Entries from a dataset of interfaces:
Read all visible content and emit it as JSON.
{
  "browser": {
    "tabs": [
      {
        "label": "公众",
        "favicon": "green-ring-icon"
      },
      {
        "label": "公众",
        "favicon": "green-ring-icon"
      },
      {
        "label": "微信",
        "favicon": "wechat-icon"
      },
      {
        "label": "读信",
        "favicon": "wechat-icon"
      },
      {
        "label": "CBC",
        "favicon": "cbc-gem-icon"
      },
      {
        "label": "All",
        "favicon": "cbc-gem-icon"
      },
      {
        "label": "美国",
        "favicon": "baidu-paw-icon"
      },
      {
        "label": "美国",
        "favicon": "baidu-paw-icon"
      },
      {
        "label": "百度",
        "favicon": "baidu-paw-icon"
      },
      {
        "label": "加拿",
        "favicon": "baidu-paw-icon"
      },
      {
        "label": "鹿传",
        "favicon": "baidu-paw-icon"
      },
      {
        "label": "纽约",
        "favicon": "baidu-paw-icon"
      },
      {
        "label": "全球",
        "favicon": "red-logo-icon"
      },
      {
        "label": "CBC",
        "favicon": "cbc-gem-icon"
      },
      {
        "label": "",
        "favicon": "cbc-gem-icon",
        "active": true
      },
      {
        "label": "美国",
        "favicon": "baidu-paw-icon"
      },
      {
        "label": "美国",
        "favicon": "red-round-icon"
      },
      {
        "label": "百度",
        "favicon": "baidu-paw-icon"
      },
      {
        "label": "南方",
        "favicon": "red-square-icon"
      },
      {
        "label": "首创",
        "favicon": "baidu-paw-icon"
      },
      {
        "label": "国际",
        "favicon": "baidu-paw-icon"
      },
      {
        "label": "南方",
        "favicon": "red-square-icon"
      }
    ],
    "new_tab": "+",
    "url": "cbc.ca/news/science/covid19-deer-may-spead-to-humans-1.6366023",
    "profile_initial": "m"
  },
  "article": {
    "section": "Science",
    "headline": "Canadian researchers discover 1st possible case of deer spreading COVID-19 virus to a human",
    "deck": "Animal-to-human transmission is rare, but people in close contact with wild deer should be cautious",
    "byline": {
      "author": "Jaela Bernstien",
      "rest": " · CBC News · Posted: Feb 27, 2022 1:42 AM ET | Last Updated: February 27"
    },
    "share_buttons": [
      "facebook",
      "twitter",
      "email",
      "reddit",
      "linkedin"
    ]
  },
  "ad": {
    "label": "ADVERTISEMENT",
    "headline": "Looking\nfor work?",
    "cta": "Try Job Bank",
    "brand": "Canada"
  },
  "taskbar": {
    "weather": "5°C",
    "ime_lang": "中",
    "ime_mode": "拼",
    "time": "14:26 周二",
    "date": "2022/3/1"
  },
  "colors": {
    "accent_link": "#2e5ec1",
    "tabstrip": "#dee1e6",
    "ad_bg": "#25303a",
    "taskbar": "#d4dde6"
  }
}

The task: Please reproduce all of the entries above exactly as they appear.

Solution to this exercise:
Read all visible content and emit it as JSON.
{
  "browser": {
    "tabs": [
      {
        "label": "公众",
        "favicon": "green-ring-icon"
      },
      {
        "label": "公众",
        "favicon": "green-ring-icon"
      },
      {
        "label": "微信",
        "favicon": "wechat-icon"
      },
      {
        "label": "读信",
        "favicon": "wechat-icon"
      },
      {
        "label": "CBC",
        "favicon": "cbc-gem-icon"
      },
      {
        "label": "All",
        "favicon": "cbc-gem-icon"
      },
      {
        "label": "美国",
        "favicon": "baidu-paw-icon"
      },
      {
        "label": "美国",
        "favicon": "baidu-paw-icon"
      },
      {
        "label": "百度",
        "favicon": "baidu-paw-icon"
      },
      {
        "label": "加拿",
        "favicon": "baidu-paw-icon"
      },
      {
        "label": "鹿传",
        "favicon": "baidu-paw-icon"
      },
      {
        "label": "纽约",
        "favicon": "baidu-paw-icon"
      },
      {
        "label": "全球",
        "favicon": "red-logo-icon"
      },
      {
        "label": "CBC",
        "favicon": "cbc-gem-icon"
      },
      {
        "label": "",
        "favicon": "cbc-gem-icon",
        "active": true
      },
      {
        "label": "美国",
        "favicon": "baidu-paw-icon"
      },
      {
        "label": "美国",
        "favicon": "red-round-icon"
      },
      {
        "label": "百度",
        "favicon": "baidu-paw-icon"
      },
      {
        "label": "南方",
        "favicon": "red-square-icon"
      },
      {
        "label": "首创",
        "favicon": "baidu-paw-icon"
      },
      {
        "label": "国际",
        "favicon": "baidu-paw-icon"
      },
      {
        "label": "南方",
        "favicon": "red-square-icon"
      }
    ],
    "new_tab": "+",
    "url": "cbc.ca/news/science/covid19-deer-may-spead-to-humans-1.6366023",
    "profile_initial": "m"
  },
  "article": {
    "section": "Science",
    "headline": "Canadian researchers discover 1st possible case of deer spreading COVID-19 virus to a human",
    "deck": "Animal-to-human transmission is rare, but people in close contact with wild deer should be cautious",
    "byline": {
      "author": "Jaela Bernstien",
      "rest": " · CBC News · Posted: Feb 27, 2022 1:42 AM ET | Last Updated: February 27"
    },
    "share_buttons": [
      "facebook",
      "twitter",
      "email",
      "reddit",
      "linkedin"
    ]
  },
  "ad": {
    "label": "ADVERTISEMENT",
    "headline": "Looking\nfor work?",
    "cta": "Try Job Bank",
    "brand": "Canada"
  },
  "taskbar": {
    "weather": "5°C",
    "ime_lang": "中",
    "ime_mode": "拼",
    "time": "14:26 周二",
    "date": "2022/3/1"
  },
  "colors": {
    "accent_link": "#2e5ec1",
    "tabstrip": "#dee1e6",
    "ad_bg": "#25303a",
    "taskbar": "#d4dde6"
  }
}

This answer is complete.